Sony confirmed today that the upcoming console is actually called PlayStation 5. Although the new system has not been fully introduced, the company has discussed some of what you can expect from the revised PS5 controller.
As part of its new design, Sony has thrown away the controller's traditional rumble hardware and opted instead for a new haptic feedback technology. The company claims that the feel provides a broader range of feedback that can be so widely differentiated that players have a sense of different game textures, such as: When walking through grass or mud. With its new haptic configuration, Sony feels different than when a race car crashes against a wall than when you attack someone on a soccer field.
The PlayStation 5 controller has replaced not only the old rumble hardware with new haptic technology, but also a so-called "adaptive trigger". These are located on the L2 and R2 keys and allow developers to program custom resistance levels for the triggers. For example, Sony suggests that the adaptive triggers could improve the player's immersion by providing unique tactile feedback, such as when pulling a bow and arrow or when accelerating over rocky terrain in a vehicle.
Wired Magazine has just released some practical information about the PlayStation 5 and its redesigned controller. According to this author, the controller has been successful in delivering "unique ̵

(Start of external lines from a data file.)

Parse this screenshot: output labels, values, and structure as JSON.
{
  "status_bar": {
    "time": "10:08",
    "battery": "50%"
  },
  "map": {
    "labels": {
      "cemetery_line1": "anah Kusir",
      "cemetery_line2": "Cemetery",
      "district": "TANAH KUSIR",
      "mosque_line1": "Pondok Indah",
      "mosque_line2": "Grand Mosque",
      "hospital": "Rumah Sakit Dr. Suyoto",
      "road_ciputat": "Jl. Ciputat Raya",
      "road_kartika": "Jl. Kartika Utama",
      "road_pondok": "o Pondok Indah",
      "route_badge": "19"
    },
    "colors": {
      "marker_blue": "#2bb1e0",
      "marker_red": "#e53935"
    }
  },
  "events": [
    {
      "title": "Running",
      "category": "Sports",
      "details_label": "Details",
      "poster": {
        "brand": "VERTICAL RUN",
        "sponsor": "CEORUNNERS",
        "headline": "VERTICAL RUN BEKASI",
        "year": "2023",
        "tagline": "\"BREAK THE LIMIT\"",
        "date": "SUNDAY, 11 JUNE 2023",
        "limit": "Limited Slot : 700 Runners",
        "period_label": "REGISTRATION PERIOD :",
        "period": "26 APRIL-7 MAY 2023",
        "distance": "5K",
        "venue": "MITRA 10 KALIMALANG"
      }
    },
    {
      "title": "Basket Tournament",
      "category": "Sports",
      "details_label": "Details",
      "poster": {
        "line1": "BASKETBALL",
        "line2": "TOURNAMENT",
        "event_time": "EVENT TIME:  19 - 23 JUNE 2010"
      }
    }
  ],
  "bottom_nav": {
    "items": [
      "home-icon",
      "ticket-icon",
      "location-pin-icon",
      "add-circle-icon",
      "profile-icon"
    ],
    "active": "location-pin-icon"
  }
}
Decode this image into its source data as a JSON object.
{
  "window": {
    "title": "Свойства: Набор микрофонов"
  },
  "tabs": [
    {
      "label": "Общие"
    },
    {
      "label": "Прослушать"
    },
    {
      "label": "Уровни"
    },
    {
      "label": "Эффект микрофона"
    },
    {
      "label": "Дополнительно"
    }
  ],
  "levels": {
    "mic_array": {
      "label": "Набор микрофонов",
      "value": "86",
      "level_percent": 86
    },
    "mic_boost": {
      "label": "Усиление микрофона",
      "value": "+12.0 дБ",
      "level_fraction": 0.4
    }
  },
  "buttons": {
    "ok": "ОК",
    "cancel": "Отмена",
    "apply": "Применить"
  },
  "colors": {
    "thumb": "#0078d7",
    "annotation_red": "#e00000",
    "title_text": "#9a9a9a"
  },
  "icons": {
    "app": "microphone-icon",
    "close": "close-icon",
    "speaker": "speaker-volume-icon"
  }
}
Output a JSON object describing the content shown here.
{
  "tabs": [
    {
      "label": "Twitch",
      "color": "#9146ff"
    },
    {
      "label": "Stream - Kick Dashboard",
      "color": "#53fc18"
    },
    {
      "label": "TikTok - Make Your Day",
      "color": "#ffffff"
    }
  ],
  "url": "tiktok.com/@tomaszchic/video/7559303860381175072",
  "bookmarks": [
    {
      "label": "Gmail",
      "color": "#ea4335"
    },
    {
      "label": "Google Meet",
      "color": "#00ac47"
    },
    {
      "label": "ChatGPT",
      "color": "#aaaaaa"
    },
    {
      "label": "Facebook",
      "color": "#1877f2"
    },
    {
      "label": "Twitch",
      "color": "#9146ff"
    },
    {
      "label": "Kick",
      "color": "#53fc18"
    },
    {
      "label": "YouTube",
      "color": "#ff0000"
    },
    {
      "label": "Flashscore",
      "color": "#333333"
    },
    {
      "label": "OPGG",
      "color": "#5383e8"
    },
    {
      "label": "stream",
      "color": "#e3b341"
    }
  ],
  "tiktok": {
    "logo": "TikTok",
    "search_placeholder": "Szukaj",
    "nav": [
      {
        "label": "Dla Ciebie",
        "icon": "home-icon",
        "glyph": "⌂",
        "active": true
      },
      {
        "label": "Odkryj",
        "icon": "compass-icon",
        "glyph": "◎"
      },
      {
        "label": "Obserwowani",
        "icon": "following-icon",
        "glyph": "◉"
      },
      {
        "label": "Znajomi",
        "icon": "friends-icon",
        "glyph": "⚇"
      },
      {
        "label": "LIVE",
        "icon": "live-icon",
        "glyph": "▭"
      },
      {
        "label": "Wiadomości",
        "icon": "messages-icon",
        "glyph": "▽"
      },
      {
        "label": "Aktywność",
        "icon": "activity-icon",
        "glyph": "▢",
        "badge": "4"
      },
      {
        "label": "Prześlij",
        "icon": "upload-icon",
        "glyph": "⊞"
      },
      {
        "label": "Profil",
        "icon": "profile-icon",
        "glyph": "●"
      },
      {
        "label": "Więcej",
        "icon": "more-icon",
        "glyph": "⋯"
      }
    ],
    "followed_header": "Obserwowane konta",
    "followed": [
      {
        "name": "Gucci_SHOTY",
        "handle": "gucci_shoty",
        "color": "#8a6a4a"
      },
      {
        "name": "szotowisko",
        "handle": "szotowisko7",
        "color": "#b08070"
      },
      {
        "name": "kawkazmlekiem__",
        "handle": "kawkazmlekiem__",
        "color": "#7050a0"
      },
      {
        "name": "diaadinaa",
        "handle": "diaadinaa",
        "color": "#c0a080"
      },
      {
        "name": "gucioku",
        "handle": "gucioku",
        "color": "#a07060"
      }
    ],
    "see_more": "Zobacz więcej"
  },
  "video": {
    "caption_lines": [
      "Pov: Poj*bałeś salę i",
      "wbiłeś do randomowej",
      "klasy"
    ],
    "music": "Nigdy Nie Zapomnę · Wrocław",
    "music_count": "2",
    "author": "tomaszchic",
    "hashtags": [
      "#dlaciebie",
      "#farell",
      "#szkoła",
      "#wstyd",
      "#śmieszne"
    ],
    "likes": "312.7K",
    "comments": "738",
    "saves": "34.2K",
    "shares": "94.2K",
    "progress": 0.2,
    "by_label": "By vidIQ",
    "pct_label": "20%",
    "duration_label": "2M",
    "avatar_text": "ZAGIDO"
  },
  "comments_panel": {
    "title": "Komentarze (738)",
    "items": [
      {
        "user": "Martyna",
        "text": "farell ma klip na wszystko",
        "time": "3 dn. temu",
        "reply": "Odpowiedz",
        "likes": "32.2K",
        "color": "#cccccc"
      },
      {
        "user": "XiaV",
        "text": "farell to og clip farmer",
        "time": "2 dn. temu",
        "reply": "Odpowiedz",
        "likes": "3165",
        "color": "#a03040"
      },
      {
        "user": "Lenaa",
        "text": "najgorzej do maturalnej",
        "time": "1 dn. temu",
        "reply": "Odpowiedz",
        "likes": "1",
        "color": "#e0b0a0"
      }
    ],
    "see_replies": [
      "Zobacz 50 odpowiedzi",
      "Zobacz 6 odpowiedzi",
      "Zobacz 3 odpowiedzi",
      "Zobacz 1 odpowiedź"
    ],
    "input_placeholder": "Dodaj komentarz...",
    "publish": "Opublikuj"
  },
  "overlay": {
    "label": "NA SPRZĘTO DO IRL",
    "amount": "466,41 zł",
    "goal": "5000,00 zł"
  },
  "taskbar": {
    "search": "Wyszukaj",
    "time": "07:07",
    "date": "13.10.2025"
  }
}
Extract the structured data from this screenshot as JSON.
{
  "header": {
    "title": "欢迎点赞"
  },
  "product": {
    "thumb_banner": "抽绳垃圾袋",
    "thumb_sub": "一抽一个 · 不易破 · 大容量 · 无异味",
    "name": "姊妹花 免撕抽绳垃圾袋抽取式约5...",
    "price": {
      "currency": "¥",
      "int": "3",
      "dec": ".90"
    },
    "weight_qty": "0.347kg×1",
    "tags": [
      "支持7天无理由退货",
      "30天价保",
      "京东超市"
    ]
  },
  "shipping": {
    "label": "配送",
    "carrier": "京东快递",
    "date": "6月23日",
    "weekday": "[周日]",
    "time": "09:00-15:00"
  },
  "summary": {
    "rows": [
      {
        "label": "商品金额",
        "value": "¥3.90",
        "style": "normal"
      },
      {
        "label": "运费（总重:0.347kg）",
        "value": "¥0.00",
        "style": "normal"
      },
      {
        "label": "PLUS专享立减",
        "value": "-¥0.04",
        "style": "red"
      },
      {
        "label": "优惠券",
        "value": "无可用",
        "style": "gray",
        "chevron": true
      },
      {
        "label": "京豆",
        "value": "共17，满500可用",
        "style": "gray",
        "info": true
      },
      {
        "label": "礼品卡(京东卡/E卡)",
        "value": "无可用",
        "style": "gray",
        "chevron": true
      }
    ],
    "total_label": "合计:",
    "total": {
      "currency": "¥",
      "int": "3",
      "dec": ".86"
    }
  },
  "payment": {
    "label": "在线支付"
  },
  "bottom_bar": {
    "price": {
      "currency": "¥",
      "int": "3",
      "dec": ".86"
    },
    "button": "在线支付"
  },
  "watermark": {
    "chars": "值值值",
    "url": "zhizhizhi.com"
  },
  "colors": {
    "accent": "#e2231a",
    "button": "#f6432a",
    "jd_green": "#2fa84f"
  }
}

Other nuggets from Wired's cover include using USB-C to connect and charge the PS5 controller and PS5 controller a little harder than the DualShock 4, but slightly lighter than the current Xbox controller with batteries inside. Much of the focus on the Wired article was on the PS5's SSD and GPU-accelerated ray-tracing technology, which is one of a number of other enhancements to today's PS4 and PS4 Pro. In addition to deleting these details, Sony has confirmed that the PS5 will be delivered during the 2020 holidays.
[Source: Wired via Sony]